*Exercise data*:
+ + +

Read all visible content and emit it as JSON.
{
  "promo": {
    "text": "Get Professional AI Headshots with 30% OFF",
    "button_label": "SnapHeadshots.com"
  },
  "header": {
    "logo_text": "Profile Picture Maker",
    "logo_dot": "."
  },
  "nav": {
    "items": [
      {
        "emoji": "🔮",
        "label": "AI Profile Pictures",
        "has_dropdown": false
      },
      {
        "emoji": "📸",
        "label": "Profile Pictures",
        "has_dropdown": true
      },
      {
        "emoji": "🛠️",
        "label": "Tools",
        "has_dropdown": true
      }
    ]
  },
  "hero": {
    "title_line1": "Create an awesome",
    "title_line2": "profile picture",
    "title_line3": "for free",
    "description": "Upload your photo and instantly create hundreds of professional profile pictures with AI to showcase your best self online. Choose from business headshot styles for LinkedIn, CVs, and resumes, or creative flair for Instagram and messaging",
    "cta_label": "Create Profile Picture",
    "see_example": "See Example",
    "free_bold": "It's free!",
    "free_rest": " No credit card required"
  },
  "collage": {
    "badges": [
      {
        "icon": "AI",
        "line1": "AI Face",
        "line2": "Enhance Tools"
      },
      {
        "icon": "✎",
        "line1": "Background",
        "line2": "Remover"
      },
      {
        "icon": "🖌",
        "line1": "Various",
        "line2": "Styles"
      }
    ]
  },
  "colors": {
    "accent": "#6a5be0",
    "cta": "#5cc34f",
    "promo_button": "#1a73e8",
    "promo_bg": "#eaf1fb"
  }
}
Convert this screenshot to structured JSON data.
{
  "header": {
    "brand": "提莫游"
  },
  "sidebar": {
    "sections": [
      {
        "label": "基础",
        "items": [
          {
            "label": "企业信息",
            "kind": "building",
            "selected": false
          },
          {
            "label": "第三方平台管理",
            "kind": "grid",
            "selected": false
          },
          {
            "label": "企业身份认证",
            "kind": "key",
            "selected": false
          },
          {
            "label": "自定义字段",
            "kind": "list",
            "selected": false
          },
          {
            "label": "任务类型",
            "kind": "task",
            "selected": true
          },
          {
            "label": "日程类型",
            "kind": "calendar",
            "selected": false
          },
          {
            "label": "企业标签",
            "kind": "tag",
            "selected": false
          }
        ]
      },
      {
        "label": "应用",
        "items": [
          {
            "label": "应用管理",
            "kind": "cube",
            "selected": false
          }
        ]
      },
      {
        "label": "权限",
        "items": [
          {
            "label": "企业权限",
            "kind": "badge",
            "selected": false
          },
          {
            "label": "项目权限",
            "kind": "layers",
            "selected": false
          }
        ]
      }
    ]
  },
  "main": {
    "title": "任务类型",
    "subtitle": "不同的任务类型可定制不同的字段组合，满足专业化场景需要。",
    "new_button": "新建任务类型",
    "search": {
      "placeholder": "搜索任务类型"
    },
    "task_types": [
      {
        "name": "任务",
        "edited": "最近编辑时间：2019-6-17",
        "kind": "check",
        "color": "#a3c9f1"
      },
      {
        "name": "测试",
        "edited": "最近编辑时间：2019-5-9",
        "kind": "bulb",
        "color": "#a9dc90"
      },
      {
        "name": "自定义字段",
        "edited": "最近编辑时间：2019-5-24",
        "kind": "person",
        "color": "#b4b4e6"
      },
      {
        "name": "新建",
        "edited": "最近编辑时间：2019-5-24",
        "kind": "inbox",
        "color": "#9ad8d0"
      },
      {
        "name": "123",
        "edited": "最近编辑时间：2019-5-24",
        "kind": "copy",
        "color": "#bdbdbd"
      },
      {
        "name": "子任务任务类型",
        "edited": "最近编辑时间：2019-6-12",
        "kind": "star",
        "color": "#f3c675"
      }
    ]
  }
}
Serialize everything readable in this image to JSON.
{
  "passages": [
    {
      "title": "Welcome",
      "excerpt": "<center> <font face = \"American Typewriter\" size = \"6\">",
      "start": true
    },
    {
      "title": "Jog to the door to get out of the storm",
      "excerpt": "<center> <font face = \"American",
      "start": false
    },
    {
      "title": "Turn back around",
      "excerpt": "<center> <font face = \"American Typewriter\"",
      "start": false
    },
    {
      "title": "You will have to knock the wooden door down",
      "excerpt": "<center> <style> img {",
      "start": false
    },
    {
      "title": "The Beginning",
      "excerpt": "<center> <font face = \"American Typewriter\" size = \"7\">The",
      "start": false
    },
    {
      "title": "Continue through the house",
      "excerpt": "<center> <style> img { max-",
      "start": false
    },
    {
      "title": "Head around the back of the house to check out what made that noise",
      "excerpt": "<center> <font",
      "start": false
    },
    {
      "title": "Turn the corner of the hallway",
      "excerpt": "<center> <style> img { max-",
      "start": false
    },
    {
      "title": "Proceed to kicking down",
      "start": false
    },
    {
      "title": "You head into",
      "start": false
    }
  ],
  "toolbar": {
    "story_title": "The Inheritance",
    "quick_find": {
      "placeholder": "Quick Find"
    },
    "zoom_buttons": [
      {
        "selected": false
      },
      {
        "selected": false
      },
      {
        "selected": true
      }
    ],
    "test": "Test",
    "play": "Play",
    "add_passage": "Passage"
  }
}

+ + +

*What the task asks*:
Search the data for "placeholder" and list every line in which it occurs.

*Solved exercise*:
      "placeholder": "搜索任务类型"
      "placeholder": "Quick Find"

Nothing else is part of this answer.